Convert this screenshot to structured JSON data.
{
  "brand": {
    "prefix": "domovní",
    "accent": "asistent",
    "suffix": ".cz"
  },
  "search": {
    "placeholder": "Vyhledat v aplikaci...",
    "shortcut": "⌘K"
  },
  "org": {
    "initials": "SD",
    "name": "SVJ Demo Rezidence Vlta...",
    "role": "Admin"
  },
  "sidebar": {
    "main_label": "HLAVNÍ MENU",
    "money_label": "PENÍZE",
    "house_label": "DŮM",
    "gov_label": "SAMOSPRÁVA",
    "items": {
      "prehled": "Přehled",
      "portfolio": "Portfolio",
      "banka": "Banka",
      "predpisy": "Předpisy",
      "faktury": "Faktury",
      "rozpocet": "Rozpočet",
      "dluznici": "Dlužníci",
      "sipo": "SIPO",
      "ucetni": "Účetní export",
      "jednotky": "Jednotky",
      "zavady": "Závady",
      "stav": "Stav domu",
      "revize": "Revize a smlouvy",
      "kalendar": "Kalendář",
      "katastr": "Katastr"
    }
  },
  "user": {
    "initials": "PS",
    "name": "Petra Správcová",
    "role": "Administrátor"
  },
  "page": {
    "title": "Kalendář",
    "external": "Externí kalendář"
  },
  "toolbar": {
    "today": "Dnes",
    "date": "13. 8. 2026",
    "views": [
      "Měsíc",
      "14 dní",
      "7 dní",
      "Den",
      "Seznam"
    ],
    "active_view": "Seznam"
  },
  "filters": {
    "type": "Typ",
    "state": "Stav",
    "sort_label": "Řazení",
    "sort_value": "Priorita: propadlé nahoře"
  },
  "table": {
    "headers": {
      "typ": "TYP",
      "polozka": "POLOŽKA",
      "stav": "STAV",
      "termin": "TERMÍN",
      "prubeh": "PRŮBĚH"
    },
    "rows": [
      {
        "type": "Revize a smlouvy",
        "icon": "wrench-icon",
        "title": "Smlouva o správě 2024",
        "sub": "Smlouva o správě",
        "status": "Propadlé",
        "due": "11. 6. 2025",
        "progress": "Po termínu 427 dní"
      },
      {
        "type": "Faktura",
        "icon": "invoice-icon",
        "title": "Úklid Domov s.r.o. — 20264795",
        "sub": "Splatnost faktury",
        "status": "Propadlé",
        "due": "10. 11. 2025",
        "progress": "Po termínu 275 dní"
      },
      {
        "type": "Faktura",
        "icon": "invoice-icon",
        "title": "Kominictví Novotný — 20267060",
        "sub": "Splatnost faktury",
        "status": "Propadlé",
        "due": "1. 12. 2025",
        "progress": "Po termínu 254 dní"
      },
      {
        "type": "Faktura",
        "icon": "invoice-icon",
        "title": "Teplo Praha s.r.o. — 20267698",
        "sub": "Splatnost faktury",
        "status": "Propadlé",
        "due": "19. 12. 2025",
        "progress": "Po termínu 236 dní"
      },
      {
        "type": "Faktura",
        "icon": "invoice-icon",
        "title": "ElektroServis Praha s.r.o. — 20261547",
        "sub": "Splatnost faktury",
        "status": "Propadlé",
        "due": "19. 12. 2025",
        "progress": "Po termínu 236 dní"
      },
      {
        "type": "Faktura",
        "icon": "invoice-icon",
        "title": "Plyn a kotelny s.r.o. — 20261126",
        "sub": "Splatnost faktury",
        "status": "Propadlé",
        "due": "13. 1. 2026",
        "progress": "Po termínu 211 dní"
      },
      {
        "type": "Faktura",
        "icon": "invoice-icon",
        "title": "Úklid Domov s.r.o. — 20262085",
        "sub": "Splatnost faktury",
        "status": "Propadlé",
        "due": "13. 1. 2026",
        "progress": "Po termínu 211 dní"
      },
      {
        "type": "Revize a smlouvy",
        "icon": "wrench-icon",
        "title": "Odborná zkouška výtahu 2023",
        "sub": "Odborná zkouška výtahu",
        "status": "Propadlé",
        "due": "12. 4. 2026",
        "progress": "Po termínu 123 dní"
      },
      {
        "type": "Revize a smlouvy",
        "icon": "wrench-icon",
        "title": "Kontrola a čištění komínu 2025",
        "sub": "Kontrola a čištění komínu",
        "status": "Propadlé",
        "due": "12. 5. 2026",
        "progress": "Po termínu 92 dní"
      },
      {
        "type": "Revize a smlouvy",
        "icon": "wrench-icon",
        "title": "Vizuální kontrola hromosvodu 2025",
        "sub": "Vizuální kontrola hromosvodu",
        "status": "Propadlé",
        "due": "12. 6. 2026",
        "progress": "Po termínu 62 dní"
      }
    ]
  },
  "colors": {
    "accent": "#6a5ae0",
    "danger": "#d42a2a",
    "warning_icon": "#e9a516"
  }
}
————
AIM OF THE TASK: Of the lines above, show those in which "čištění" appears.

EXERCISE SOLUTION:
        "title": "Kontrola a čištění komínu 2025",
        "sub": "Kontrola a čištění komínu",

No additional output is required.